Written by Ron Marz
Art by Abhishek Malsuni
Letters by Rob Steen
Colors by Nanjan Jamberi
Published by Dynamite Comics
Release Date: 11/05/2014
This review must start with a disclaimer, even a confession: I’m not up on the works of Edgar Rice Burroughs, although I know about his classic creations. And I’ve not read the mini-series that predates this new ongoing series. Ultimately, I’m reading this because I like the writing of Ron Marz, including his run on Green Lantern and recent work on Witchblade.
John Carter: Warlord of Mars #1 is essentially exposition to bring readers up to speed. That’s not a bad thing because it’s necessary and done well. Carter’s wife, the princess of Mars has been imprisoned – chained in a cell for interrogation. Reluctantly, she tells the story of her husband and his origins to her captors.
By revealing this information, the reader is quickly and effectively immersed into the universe of John Carter, whether they’ve read the mini-series or are a new to the book. The exposition is tightly written and well supported by the art of Abhishek Malsuni.
Visually, the colors by Nanjan Jamberi really pop, and it really adds to the quality of the book. I love the detail in Malsuni’s characters, both human and non-human, and especially love the close-ups of the princess’s face. What does put me off a little though is the human bodies, which much like superhero comics, gives all of the characters a great deal of unrealistic muscle and in the case of the princess, a body that is endowed beyond reality. As a straight guy, I get the appeal, but I find it distracting and a little over top. I understand this type of book lends itself to a lot semi-clad warriors and women, and I’m sure many readers won’t care, but to me it detracts a little from the book and takes away the focus on what promises to be a good story and series.
John Carter: Warlord of Mars #1 is great start to a new ongoing series, and I’m sure fans of the mini-series or the broader works of Burroughs will be pleased.
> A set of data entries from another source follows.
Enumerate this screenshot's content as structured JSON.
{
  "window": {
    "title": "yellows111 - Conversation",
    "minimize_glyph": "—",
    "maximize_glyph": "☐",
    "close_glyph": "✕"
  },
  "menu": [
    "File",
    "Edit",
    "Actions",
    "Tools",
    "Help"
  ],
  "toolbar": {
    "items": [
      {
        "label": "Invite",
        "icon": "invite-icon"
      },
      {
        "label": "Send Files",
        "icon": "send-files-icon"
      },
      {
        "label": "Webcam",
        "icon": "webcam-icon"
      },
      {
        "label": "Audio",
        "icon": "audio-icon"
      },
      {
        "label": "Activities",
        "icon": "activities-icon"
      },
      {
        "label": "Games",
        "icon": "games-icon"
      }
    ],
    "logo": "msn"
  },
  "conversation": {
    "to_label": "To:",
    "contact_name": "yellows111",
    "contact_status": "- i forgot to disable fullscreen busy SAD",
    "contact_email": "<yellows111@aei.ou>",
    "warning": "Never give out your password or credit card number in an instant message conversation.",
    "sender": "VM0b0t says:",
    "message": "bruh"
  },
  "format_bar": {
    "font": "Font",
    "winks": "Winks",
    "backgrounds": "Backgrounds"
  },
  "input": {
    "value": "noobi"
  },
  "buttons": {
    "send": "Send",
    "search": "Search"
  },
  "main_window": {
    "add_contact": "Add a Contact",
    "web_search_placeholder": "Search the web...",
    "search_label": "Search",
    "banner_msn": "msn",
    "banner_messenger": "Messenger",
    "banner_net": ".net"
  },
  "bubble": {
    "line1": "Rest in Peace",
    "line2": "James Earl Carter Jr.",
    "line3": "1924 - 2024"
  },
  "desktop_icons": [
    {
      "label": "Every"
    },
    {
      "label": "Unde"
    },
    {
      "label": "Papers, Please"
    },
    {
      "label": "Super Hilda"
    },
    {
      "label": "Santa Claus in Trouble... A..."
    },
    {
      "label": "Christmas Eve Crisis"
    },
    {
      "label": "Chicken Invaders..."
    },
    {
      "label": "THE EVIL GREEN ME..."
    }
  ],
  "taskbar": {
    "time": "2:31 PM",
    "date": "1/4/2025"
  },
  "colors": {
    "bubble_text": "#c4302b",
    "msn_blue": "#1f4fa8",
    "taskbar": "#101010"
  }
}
And the ending provides a great twist that will have readers picking up the second issue. And despite my concerns about the art, I’m looking forward to seeing this series develop.